Two different treatment paradigms are most often used in multiple sclerosis (MS). An escalation or induction approach is considered when treating a patient early in the disease course. An escalator prioritizes safety, whereas an inducer would favor efficacy. Our understanding of MS pathophysiology has evolved with novel in vivo and in vitro observations. The treatment landscape has also shifted significantly with the approval of over 10 new medications over the past decade alone. Here, we re-examine the treatment approach in light of these recent developments. We believe that recent work suggests that early prediction of the disease course is fraught, the amount of damage to the brain that MS causes is underappreciated, and its impact on patient function oftentimes is underestimated. These concerns, coupled with the recent availability of agents that allow a better therapeutic effect without compromising safety, lead us to believe that initiating higher efficacy treatments early is the best way to achieve the best possible long-term outcomes for people with MS.

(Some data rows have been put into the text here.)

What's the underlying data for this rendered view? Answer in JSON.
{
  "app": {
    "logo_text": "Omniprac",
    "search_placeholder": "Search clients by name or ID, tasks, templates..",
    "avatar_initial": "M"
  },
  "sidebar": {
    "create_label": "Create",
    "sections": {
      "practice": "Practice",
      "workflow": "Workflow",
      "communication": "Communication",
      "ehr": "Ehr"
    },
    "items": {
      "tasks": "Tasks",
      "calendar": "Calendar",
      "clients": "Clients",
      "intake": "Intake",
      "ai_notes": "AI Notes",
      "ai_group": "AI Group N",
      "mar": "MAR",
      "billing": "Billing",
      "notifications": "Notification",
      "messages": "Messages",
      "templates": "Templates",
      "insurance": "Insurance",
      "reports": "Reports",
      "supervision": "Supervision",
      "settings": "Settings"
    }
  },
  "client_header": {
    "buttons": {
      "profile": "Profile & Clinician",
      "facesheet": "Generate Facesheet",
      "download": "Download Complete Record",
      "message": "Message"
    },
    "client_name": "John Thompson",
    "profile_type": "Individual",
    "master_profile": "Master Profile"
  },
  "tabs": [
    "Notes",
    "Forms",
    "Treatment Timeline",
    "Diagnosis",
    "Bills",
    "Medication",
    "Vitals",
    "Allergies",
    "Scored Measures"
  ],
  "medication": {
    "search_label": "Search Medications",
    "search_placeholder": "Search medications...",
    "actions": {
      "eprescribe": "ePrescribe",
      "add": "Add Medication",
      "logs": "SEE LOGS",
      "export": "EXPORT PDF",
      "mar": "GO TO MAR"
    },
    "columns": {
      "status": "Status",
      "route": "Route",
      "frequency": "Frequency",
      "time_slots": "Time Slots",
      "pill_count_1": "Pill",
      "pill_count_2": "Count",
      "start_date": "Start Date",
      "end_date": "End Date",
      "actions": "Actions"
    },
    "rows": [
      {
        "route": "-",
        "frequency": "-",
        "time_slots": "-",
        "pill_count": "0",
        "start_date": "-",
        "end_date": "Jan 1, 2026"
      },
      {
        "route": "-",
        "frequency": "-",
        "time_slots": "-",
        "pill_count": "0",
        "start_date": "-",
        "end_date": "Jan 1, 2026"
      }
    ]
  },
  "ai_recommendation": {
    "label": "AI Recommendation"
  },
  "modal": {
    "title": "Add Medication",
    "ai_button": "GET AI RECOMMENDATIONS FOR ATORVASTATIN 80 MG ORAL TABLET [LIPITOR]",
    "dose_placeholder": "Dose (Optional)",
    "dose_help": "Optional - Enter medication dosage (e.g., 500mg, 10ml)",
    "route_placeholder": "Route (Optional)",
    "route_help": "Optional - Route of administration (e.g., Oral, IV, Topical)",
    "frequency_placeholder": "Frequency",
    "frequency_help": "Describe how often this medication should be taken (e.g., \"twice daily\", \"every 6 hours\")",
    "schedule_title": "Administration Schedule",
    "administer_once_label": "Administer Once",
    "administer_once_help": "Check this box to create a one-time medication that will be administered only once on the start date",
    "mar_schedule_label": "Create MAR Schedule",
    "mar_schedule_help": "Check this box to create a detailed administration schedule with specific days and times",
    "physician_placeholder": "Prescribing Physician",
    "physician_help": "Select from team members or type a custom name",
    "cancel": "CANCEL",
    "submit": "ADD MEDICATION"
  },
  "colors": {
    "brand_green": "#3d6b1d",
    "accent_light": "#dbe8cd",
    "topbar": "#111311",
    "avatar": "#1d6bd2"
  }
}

Biography: Dr. Stankiewicz is an Assistant Professor of Neurology at Harvard Medical School. He is Clinical Director of the Partners Multiple Sclerosis Center. He is neurology clerkship director at Brigham and Women’s Hospital, holding ultimate responsibility for the education of Harvard Medical Students in their core and advanced neurology rotation. He also co-directs the multiple sclerosis fellowship program at the Partners MS center.
Dr. Stankiewicz received his AB from the University of Chicago in 1993 in the Biological Sciences with a specialization in Neurosciences, graduating Phi Beta Kappa. He earned his MD at Loyola University. He completed medical internship at Mt. Auburn hospital and neurology residency at Tufts. He was a post-doctoral research fellow in the neuroimaging of multiple sclerosis under the guidance of Rohit Bakshi, MD.
He is a topic co-chair American Academy of Neurology’s annual meeting scientific program for MS and CNS Inflammatory Disease. He serves on the medical advisory board of The Assistance Fund and co-edits Multiple Sclerosis: Principles of Diagnosis and Treatment. He has published over thirty peer reviewed papers, with a general focus on treatment of multiple sclerosis. He has been recurrently named a Top Doctor by Castle-Connolly and Boston Magazine.
Disclosures: Dr. Stankiewicz has consulted for Novartis, Biogen, EMD Serono, Genentech, Genzyme, Bayer and Teva.